Wal-Mart’s Health Care Benefits are Competitive in the Retail Sector


When compared to other retailers with similar business models – such as Target and The Home Depot - Wal-Mart’s health benefits are competitive in the retail sector. In many areas we, along with Target and The Home Depot, are setting the standard.

Eligibility:

Wal-Mart offers health coverage to both full- and part-time associates -- only 23% of all employers offer coverage to their part-time employees.

On average in 2005, 73% of all associates were eligible for Wal-Mart plans and 43% of all associates chose to enroll.  In January 2006, the number of associates covered by Wal-Mart health care insurance increased to 46%.

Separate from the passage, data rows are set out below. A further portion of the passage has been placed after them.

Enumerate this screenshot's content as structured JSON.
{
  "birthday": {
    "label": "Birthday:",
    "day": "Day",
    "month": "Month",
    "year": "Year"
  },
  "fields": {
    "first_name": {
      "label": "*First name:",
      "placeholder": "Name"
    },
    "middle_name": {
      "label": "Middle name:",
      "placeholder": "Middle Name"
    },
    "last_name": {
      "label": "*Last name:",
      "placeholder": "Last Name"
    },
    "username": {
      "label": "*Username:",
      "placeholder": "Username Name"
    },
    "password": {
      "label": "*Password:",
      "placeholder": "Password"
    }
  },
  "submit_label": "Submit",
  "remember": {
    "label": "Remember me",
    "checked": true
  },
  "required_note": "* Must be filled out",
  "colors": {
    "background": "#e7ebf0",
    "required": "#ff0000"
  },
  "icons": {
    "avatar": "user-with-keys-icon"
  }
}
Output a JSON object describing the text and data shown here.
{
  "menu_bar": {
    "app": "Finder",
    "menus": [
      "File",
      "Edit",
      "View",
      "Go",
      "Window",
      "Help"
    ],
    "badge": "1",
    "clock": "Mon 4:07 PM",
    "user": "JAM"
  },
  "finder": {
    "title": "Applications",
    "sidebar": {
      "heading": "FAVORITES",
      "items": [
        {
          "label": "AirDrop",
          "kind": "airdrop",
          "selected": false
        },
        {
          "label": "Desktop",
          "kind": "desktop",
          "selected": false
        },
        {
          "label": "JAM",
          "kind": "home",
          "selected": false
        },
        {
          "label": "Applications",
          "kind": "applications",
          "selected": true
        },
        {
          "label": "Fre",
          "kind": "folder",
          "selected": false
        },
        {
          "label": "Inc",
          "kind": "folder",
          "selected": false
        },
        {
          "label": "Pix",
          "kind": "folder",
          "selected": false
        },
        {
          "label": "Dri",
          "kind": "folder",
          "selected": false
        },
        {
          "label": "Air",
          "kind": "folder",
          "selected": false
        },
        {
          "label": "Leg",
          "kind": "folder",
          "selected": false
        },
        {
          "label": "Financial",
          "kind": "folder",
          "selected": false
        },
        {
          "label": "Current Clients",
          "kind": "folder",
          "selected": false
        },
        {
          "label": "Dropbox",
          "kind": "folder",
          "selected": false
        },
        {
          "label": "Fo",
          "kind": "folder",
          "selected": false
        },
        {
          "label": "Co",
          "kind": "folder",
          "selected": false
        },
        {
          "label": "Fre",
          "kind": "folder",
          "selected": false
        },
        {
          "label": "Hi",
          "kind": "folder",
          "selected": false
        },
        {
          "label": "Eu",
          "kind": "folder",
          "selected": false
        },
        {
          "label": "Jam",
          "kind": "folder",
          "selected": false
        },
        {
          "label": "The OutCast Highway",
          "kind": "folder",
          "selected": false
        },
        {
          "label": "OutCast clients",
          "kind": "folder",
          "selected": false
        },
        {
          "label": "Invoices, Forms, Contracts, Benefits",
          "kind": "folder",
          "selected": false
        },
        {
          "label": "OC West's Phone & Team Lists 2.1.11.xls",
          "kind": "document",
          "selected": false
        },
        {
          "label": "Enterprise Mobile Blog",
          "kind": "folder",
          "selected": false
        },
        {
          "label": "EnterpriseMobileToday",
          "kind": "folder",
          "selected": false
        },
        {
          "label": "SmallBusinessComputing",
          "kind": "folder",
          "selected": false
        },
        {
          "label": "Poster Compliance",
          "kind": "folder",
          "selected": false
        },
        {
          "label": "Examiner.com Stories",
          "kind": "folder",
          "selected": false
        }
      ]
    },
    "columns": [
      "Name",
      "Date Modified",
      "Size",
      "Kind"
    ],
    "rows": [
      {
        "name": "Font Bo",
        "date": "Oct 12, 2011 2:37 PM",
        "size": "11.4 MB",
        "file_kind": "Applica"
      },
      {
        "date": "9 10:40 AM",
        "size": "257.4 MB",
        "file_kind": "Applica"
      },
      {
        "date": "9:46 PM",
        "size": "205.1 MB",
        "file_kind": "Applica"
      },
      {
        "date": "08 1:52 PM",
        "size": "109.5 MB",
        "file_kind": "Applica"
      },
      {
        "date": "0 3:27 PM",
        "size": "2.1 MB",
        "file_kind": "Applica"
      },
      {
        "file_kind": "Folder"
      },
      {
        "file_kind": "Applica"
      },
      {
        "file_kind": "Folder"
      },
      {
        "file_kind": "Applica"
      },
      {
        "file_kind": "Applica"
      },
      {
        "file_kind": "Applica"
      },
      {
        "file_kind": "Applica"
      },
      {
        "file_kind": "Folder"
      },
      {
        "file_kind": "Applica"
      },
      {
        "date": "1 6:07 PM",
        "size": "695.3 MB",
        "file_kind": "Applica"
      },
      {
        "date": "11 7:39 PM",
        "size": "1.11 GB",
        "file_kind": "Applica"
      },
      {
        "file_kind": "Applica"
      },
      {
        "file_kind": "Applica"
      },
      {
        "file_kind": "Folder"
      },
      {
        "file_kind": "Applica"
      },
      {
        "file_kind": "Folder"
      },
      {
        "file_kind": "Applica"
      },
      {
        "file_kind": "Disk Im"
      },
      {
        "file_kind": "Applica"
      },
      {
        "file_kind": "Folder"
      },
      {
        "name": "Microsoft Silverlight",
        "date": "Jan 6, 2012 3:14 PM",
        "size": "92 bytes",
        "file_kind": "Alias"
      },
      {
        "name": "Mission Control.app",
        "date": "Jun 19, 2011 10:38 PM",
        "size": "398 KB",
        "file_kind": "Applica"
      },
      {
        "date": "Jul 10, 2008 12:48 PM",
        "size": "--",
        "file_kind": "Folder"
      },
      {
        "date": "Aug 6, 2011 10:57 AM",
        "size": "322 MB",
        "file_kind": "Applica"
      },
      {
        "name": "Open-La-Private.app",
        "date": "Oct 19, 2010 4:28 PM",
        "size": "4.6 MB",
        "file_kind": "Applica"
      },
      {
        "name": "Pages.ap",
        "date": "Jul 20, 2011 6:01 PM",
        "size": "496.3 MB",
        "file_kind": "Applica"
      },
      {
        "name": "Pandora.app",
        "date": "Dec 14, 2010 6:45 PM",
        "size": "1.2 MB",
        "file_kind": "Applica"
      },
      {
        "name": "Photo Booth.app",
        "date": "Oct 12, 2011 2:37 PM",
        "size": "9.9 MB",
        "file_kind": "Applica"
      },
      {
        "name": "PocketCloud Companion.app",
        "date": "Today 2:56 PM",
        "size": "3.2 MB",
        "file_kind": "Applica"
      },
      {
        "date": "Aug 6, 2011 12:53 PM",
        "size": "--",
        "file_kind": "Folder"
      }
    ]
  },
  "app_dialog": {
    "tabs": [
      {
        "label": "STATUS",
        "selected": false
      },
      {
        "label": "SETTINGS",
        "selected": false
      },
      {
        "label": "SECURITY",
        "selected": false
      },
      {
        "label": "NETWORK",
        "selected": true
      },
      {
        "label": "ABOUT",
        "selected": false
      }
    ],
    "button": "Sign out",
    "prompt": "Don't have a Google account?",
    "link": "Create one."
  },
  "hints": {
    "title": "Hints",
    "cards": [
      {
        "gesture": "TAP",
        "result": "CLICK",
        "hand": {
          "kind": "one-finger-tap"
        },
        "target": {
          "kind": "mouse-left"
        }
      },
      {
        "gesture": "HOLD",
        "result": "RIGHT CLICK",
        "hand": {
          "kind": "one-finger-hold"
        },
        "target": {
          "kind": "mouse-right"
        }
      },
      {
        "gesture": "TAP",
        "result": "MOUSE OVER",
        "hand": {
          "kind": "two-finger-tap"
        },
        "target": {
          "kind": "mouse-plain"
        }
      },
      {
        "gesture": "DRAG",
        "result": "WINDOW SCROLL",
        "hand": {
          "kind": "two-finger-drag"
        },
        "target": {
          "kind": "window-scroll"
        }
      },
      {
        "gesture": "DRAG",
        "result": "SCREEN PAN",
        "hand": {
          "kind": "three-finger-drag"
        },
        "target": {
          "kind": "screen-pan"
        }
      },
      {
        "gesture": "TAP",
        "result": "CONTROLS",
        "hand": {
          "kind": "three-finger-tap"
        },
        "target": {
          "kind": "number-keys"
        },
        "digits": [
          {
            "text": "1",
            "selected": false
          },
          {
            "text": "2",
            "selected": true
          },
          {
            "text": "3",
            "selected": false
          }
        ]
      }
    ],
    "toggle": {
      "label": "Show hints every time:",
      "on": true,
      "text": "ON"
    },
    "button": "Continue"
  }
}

According to a 2005 survey by the Kaiser Family Foundation, the proportion of Wal-Mart associates eligible for company health care benefits (73%) is comparable to other large employers (79%) and significantly higher than the retail industry average (61%).

Coverage:

We estimate that more than three-fourths of Wal-Mart associates have some health insurance, through either a company plan, a spouse’s plan, or Medicare.

According to a survey conducted by The Segmentation Company, 5% of Wal-Mart associates are on Medicaid. This is lower than the retail sector average of 6% and only slightly higher than the national average of 4%.

27% of the children of Wal-Mart associates are on Medicaid or S-CHIP programs, a proportion lower than the retail sector average of 36%.

Affordability:

Wal-Mart’s deductible for individual coverage starts at $350, which is comparable to our competitors.

We have plans available for as little as $11 per month for associates and 30 cents more per day for children. These innovative plans include some first-dollar coverage for doctor visits and drugs.

Preventive dental coverage with no deductible is available to individuals for as little as $6.52 per month, to associates and their children or spouses for $13.58 per month, and to families for $20.64 per month.

Company Contribution:

Historically, Wal-Mart’s contribution to both individual and family health care coverage has been approximately two-thirds of the total cost.

The total benefits package for a Wal-Mart associate includes, in addition to health care, programs such as company contributions to 401(K)/profit-sharing plans, associate discount cards, paid time off and life insurance. In FY 2006, Wal-Mart is projected to spend roughly $4.7 billion on associate benefits.